But that won’t help you to become the best that you can be. Facing your fears is how you grow. That is how you learn what you are capable of, and it gets you to stretch beyond the familiar to the possible.

I think my fears have been holding back my submissions this year. I’ve subbed only two things, and one of those got accepted. Not a bad hit rate, but it is a terrible submission rate. So with what is left of the last two months of this year I’m going to face that fear. Let’s see what is possible.


I promised myself that I would get a bookcase before the end of the year. I might have been cutting it a bit fine on the timing, but I have finally got one. After nearly a year of living with books piled in my wardrobe, on my study floor and under my desk, I (at last) have somewhere to put them where I am not at risk of falling over them.

The funny thing is that even though I’ve been thinking about it for nearly a year, it took me over two hours to put my books into the shelves –and I’m still not happy with the result. I just didn’t know how to group them.

There are the obvious groupings; horror, sci fi, fantasy, but even those categories left me scratching my head about where a particular book actually fit. When I added literary fiction, popular fiction and non-fiction (travel, biography, biology, finance, computing, writing, weird UFO and crop-circle stuff) I found too many books could fit into nearly ALL the categories.

And don’t even get me started on trying to keep the books of one author together, have you seen how many genres Stephen King has dabbled in?!?

Maybe I should have done what a friend of mine did when she put her books in the shelf… she put them in colour and size order. There is no denying it looked great, but if you wanted to find a book you would be in trouble if you couldn’t remember what colour the cover was.

The final stack – for now

I hope you finished all the tasks you set for your 2012, if not there’s no better time than now for writing your 2013 task list. Have a safe and happy New Year!

Being the better me

You know, this better me thing seems to work. It started out as a conscious effort to have better me-hours after dinner to make sure I would turn on the computer and write instead of turning on the TV and vegging.

It worked! I watched a lot less TV this week and got a lot more words written. But that wasn’t all. Suddenly I found myself picking better me food choices for dinner (no frozen chicken Kiev and chips this week), going for a walk in the evening or spontaneously bursting into sit-ups.

Then the tendrils of better me-ness reached even further. When I walked past meeting rooms where the projector and lights had been left on I actually stopped when my brain screamed out ‘what would better me do?’ so I could go in and turn them all off. I picked up bits of rubbish. I put other people’s dishes in the dishwasher.

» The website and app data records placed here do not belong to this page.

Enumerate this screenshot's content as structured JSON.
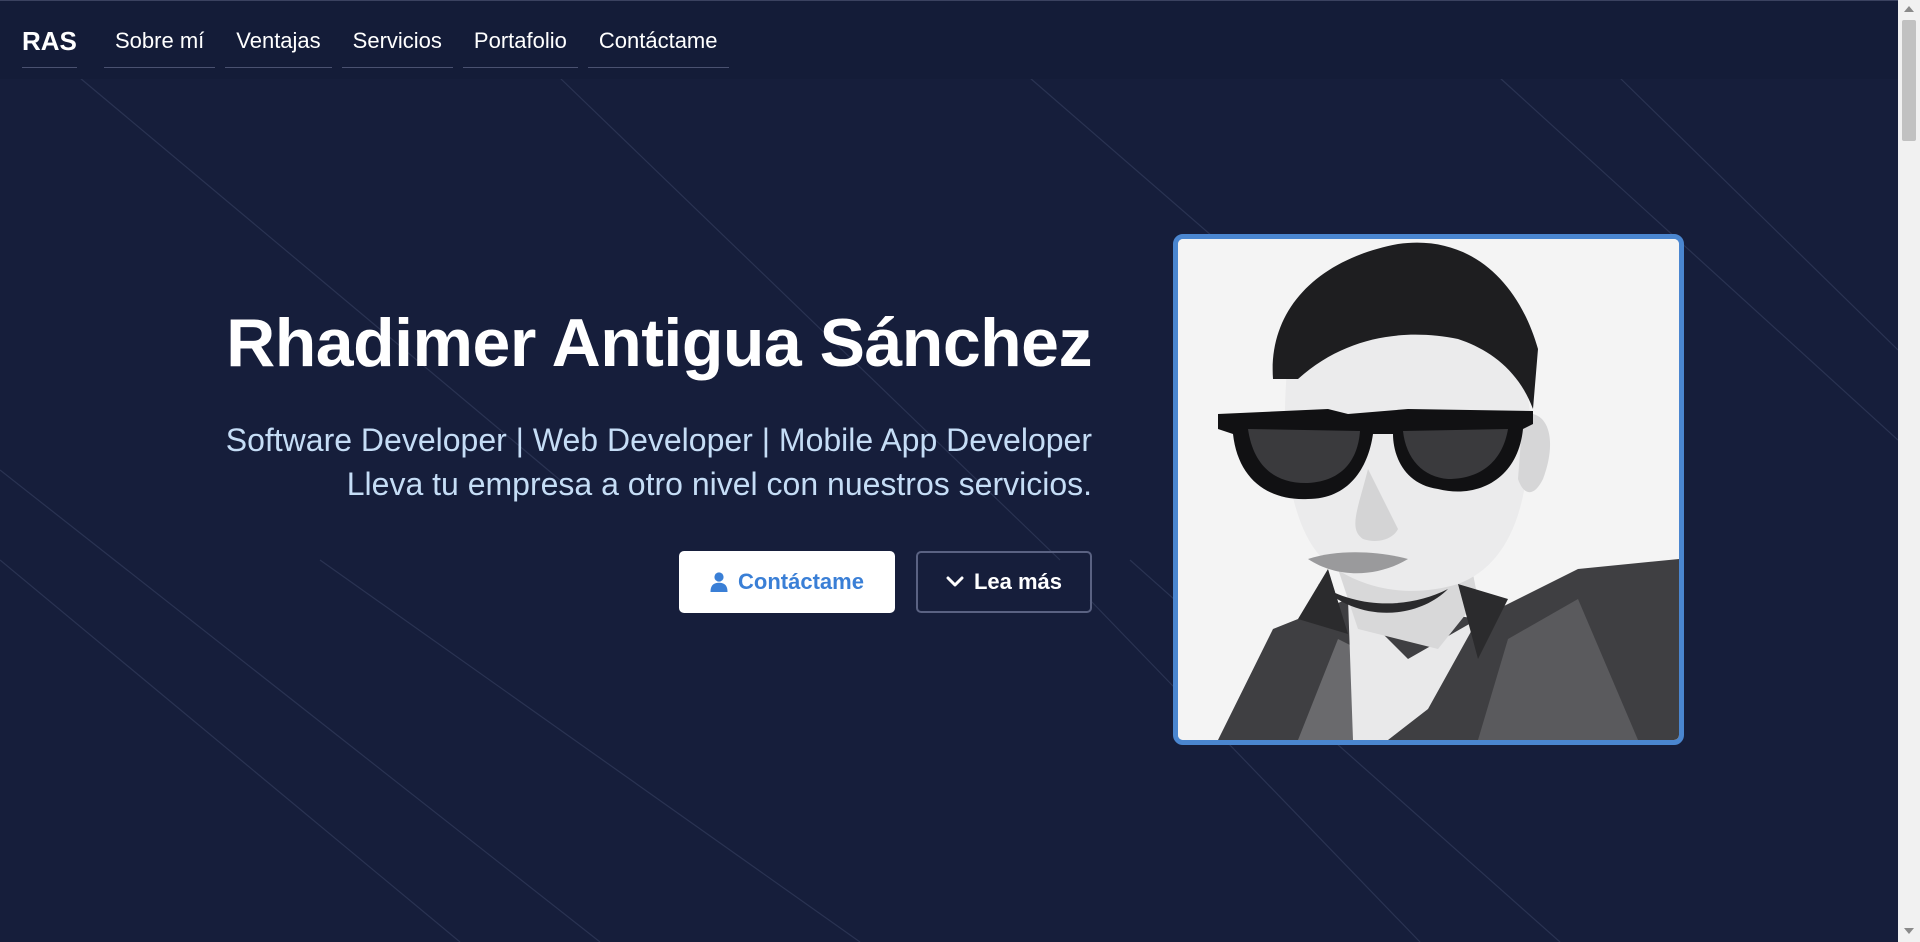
{
  "nav": {
    "brand": "RAS",
    "links": [
      "Sobre mí",
      "Ventajas",
      "Servicios",
      "Portafolio",
      "Contáctame"
    ]
  },
  "hero": {
    "title": "Rhadimer Antigua Sánchez",
    "subtitle_line1": "Software Developer | Web Developer | Mobile App Developer",
    "subtitle_line2": "Lleva tu empresa a otro nivel con nuestros servicios.",
    "primary_button": "Contáctame",
    "secondary_button": "Lea más"
  },
  "portrait": {
    "image_name": "profile-photo",
    "border_color": "#4a86d0"
  },
  "colors": {
    "background": "#161e3b",
    "accent": "#3a7fd6",
    "subtitle": "#c5ddf6"
  },
  "icons": {
    "contact": "user-icon",
    "more": "chevron-down-icon"
  }
}
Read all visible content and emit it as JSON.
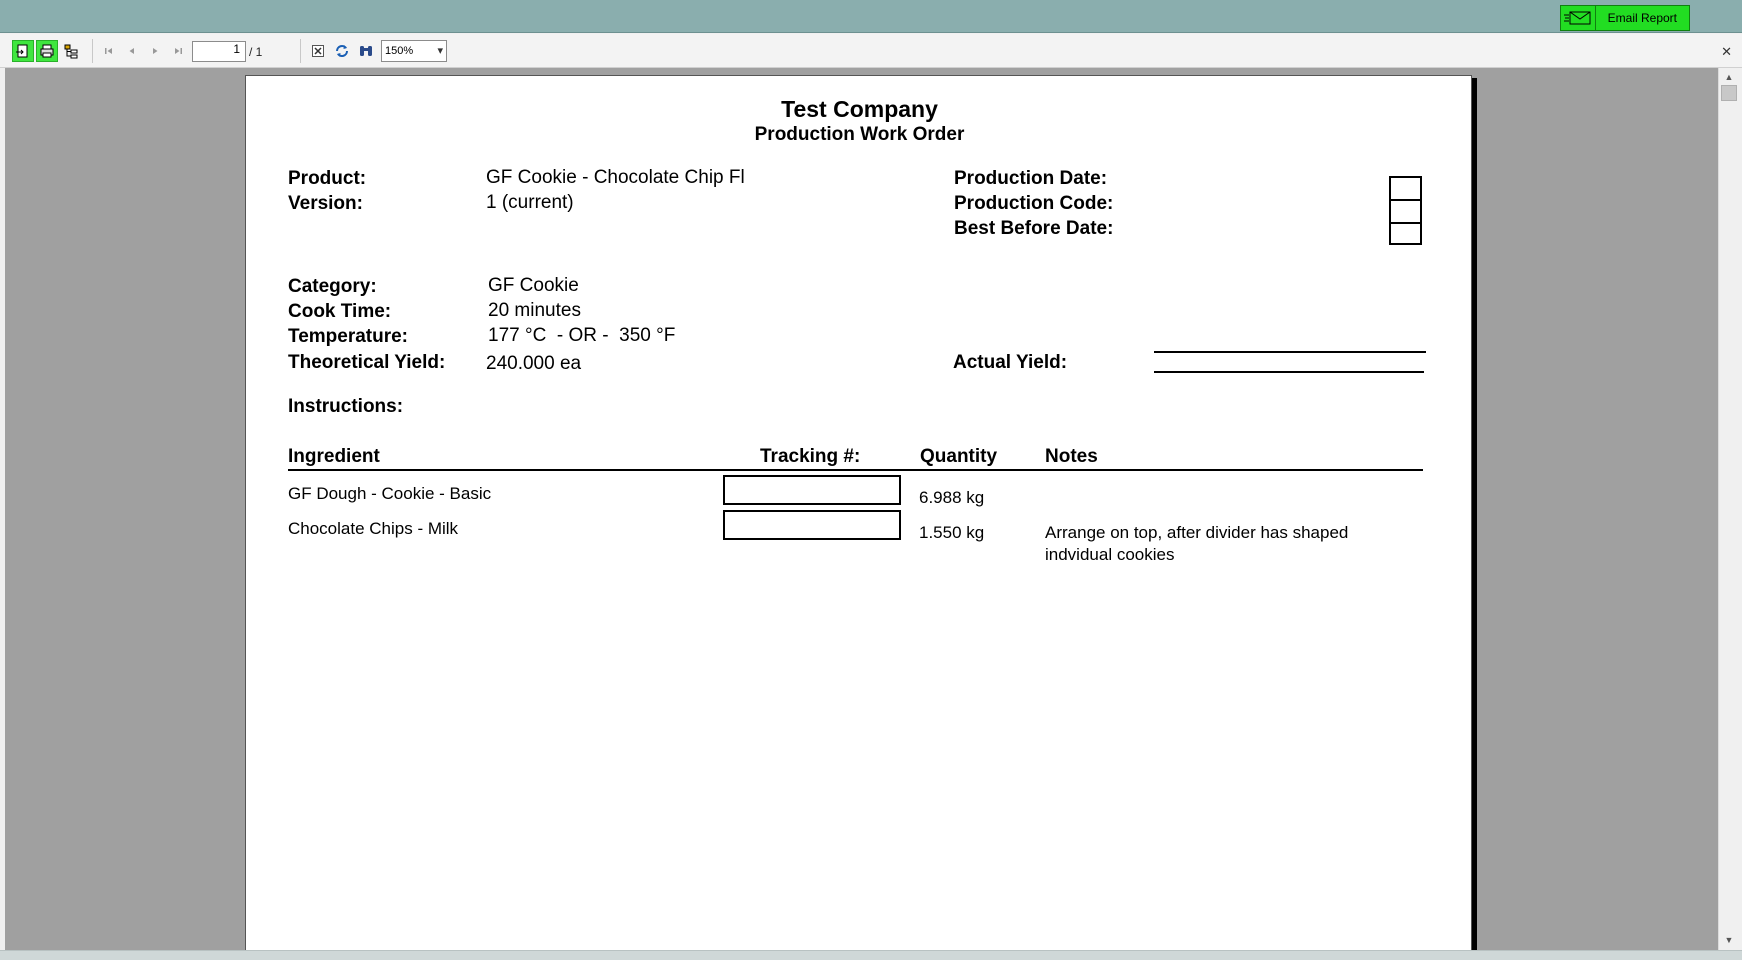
{
  "topbar": {
    "email_label": "Email Report"
  },
  "toolbar": {
    "current_page": "1",
    "page_total": "/ 1",
    "zoom": "150%"
  },
  "report": {
    "company": "Test Company",
    "title": "Production Work Order",
    "product_label": "Product:",
    "product_value": "GF Cookie - Chocolate Chip Fl",
    "version_label": "Version:",
    "version_value": "1 (current)",
    "production_date_label": "Production Date:",
    "production_code_label": "Production Code:",
    "best_before_label": "Best Before Date:",
    "category_label": "Category:",
    "category_value": "GF Cookie",
    "cook_time_label": "Cook Time:",
    "cook_time_value": "20 minutes",
    "temperature_label": "Temperature:",
    "temperature_value": "177 °C  - OR -  350 °F",
    "theoretical_yield_label": "Theoretical Yield:",
    "theoretical_yield_value": "240.000 ea",
    "actual_yield_label": "Actual Yield:",
    "instructions_label": "Instructions:",
    "columns": {
      "ingredient": "Ingredient",
      "tracking": "Tracking #:",
      "quantity": "Quantity",
      "notes": "Notes"
    },
    "ingredients": [
      {
        "name": "GF Dough - Cookie - Basic",
        "quantity": "6.988 kg",
        "notes": "",
        "notes_line2": ""
      },
      {
        "name": "Chocolate Chips - Milk",
        "quantity": "1.550 kg",
        "notes": "Arrange on top, after divider has shaped",
        "notes_line2": "indvidual cookies"
      }
    ]
  },
  "colors": {
    "topbar": "#8aaeae",
    "accent_green": "#22dd22",
    "viewer_bg": "#a0a0a0"
  }
}
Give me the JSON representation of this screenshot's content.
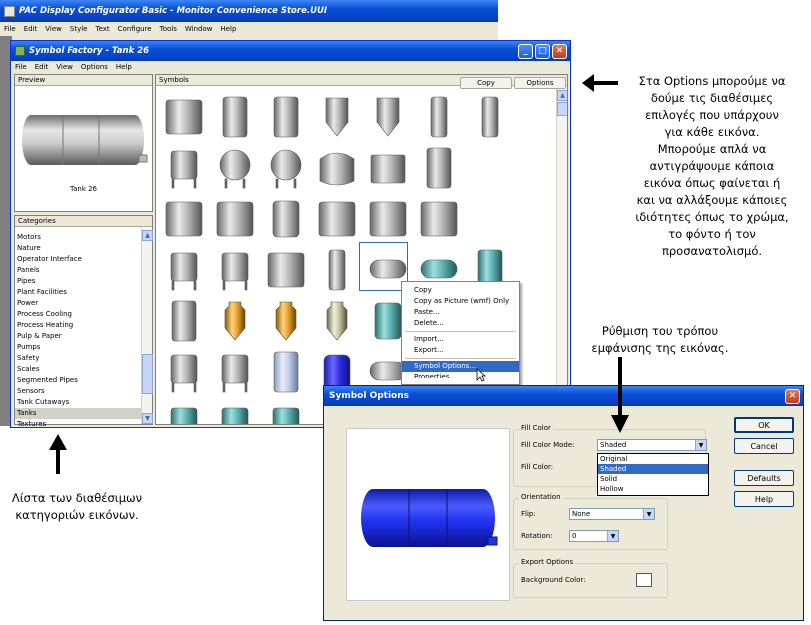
{
  "outer_window": {
    "title": "PAC Display Configurator Basic - Monitor Convenience Store.UUI",
    "menu": [
      "File",
      "Edit",
      "View",
      "Style",
      "Text",
      "Configure",
      "Tools",
      "Window",
      "Help"
    ]
  },
  "symbol_factory": {
    "title": "Symbol Factory - Tank 26",
    "menu": [
      "File",
      "Edit",
      "View",
      "Options",
      "Help"
    ],
    "preview_header": "Preview",
    "preview_caption": "Tank 26",
    "categories_header": "Categories",
    "categories": [
      "Motors",
      "Nature",
      "Operator Interface",
      "Panels",
      "Pipes",
      "Plant Facilities",
      "Power",
      "Process Cooling",
      "Process Heating",
      "Pulp & Paper",
      "Pumps",
      "Safety",
      "Scales",
      "Segmented Pipes",
      "Sensors",
      "Tank Cutaways",
      "Tanks",
      "Textures"
    ],
    "selected_category": "Tanks",
    "symbols_header": "Symbols",
    "copy_button": "Copy",
    "options_button": "Options"
  },
  "context_menu": {
    "items": [
      "Copy",
      "Copy as Picture (wmf) Only",
      "Paste...",
      "Delete..."
    ],
    "items2": [
      "Import...",
      "Export..."
    ],
    "highlighted": "Symbol Options...",
    "partial": "Properties"
  },
  "symbol_options": {
    "title": "Symbol Options",
    "fill_color_group": "Fill Color",
    "fill_color_mode_label": "Fill Color Mode:",
    "fill_color_mode_value": "Shaded",
    "fill_color_label": "Fill Color:",
    "mode_options": [
      "Original",
      "Shaded",
      "Solid",
      "Hollow"
    ],
    "orientation_group": "Orientation",
    "flip_label": "Flip:",
    "flip_value": "None",
    "rotation_label": "Rotation:",
    "rotation_value": "0",
    "export_group": "Export Options",
    "background_color_label": "Background Color:",
    "ok": "OK",
    "cancel": "Cancel",
    "defaults": "Defaults",
    "help": "Help",
    "preview_color": "#2233ee"
  },
  "annotations": {
    "options_note": [
      "Στα Options μπορούμε να",
      "δούμε τις διαθέσιμες",
      "επιλογές που υπάρχουν",
      "για κάθε εικόνα.",
      "Μπορούμε απλά να",
      "αντιγράψουμε κάποια",
      "εικόνα όπως φαίνεται ή",
      "και να αλλάξουμε κάποιες",
      "ιδιότητες όπως το χρώμα,",
      "το φόντο ή τον",
      "προσανατολισμό."
    ],
    "display_note": [
      "Ρύθμιση του τρόπου",
      "εμφάνισης της εικόνας."
    ],
    "categories_note": [
      "Λίστα των διαθέσιμων",
      "κατηγοριών εικόνων."
    ]
  }
}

Don’t get me wrong, I’ve not yet become the better me, I have a long way to go before I can make that claim, but better me turns up a lot more than she did before I invited her in. I like better me. She and I might just get another novel finished.

The better me

As my cat stood hacking away at the furball caught in her chest, her body heaving over and over with the struggle, I found myself hoping she would swallow it and save me the trouble of cleaning it up. The better me would have been rooting for her to bring it up and expel the torment from her body. Today I was not the better me.

Often when we imagine of how we will react to a situation, I think we see better versions of ourselves. The version who will go to the aid of the person in need, even something small like choosing the carrot over the chocolate snack, doing the sit-ups or sitting at the computer writing, not wasting time on the TV/ garden/reading/ <insert procrastination poison of choice here>.

Tomorrow we think we will be the better me, giving ourselves the freedom to be the slack me today. But what we are today is what we are.

Maybe if I focus on being the better me for just one hour each day, thinking and acting as she would, then I would get a lot more things completed? And maybe, one day, when I realise I’m not thinking about what the better me will do tomorrow then I’ll know that, at last, I have become the better me.

It’s worth a try…